On Thursday the Vermont House of Representatives gave preliminary approval to a bill that would allow the the state to dictate mascots and other school branding over the wishes of local residents and school boards.
The House on Friday passed the bill on third reading, sending it on to the governor.
S.139, an act relating to nondiscriminatory school branding, would allow anyone to issue a complaint to a school board if he or she believes a mascot, logo or other branding is “discriminatory.” If the local school board disagrees, the individual can appeal the matter to the secretary of education to make a final ruling based on a “model policy,” which must be adopted by the Agency of Education by Aug. 1.
Despite discussing the possibility of postponing action on the bill until next year, members of the Education Committee approved S.139 by a 7-4 vote on April 28. The full House approved the legislation Thursday by a 96-47 vote on roll call.

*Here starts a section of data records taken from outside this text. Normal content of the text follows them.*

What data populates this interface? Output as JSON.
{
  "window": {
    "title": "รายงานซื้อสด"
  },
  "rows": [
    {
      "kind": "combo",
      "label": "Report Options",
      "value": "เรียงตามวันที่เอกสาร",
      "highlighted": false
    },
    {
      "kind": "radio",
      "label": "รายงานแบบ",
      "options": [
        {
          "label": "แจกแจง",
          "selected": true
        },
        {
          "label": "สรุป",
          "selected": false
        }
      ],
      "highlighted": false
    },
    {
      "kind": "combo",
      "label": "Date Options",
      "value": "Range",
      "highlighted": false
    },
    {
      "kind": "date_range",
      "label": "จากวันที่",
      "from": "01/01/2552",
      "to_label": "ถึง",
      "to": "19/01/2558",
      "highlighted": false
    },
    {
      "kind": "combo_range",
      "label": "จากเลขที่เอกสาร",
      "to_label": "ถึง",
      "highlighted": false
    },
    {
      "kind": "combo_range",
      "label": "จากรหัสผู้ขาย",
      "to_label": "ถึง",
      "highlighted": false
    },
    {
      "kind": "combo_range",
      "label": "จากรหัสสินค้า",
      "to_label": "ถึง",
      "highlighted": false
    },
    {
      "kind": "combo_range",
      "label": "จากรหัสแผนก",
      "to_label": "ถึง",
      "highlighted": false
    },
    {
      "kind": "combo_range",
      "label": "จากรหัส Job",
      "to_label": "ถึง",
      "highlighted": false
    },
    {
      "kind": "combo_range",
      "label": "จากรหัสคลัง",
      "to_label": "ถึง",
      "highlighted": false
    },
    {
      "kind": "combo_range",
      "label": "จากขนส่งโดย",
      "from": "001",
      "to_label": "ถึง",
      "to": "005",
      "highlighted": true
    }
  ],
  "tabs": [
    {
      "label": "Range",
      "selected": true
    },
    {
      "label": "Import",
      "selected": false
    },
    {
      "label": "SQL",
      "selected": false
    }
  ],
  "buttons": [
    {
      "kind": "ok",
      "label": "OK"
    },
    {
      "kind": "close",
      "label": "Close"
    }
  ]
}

The lengthy debate on the House floor saw lawmakers alternatively bashing and praising the measure.
Rep. Heidi Scheuermann, R-Stowe, said she was “offended” to once again see her colleagues wresting local control away from school boards and parents.
“Every year we have more and more bills, more and more laws that come forward that wrest more and more control out of the hands of our local communities, our local school boards, our local teachers, and puts it into the hands of the state,” she said.
Scheuermann cited school financing, school mergers, school closings, and other big policy decisions as overreach by state government.
“This bill is another offensive piece of legislation to me and to so many others who are at home trying to do their best, and know their children the best, and know their schools the best, and know their students the best. We don’t know that. To think that we know better than those local communities about how to educate their children in their communities is offensive to me.”
Rep. Elizabeth Burrows, D-West Windsor, she her eight years of experience on her local school board leads her to believe that the state must control such decisions.
“A school brand theoretically represents the character and aspirations of the school and all of its students,” she said. … “It doesn’t matter if you think the imagery is harmless; if it doesn’t send a positive message and lift students’ images of themselves as members of an inclusive educational community, better representation can be found.”
Some lawmakers expressed concerns that the bill allows any individual to file a complaint against a school, and that a final determination on appeal will be made by one person: the secretary of education.
Other lawmakers inquired if specific school mascots such as the “Vikings” or the “Eagles” were safe. State Rep. Jana Brown, D-Richmond, who presented the bill on Thursday, answered that S.139 doesn’t address any particular mascot, but that all complaints would ultimately be judged against a “model policy” to be adopted by the Agency of Education.
Recent battles over mascots have included fights over the South Burlington High School “Rebels,” the Rutland High School “Raiders,” the Randolph Union High School “Galloping Ghosts,” and the Danville “Indians,” among others. In Rutland, one school board canceled the name “Raiders,” only to have a board with different members reinstate the branding in January.
Rep. Anne Donahue, R-Northfield, spoke in favor of the bill, but with some hesitation.
“I spoke with one of our pages and I asked him if teams on the field or spectators cheering still use the old cheer, ‘Hit him again! Hit him again! Harder, harder!’ And his eyes got big and he said, ‘You used to say that?’ And then I thought about all the songs we used to sing,” she said, claiming many cheer songs were now inappropriate.
Donahue added that while school mascots are never adopted with the intention to offend, “I think we do need statewide guidance on a path forward because it’s difficult to sort out exactly how to define and outline guidance on mascots that do not offend others.”
She listed one major complaint about the bill, however: “I think it puts a great burden on the Agency of Education.”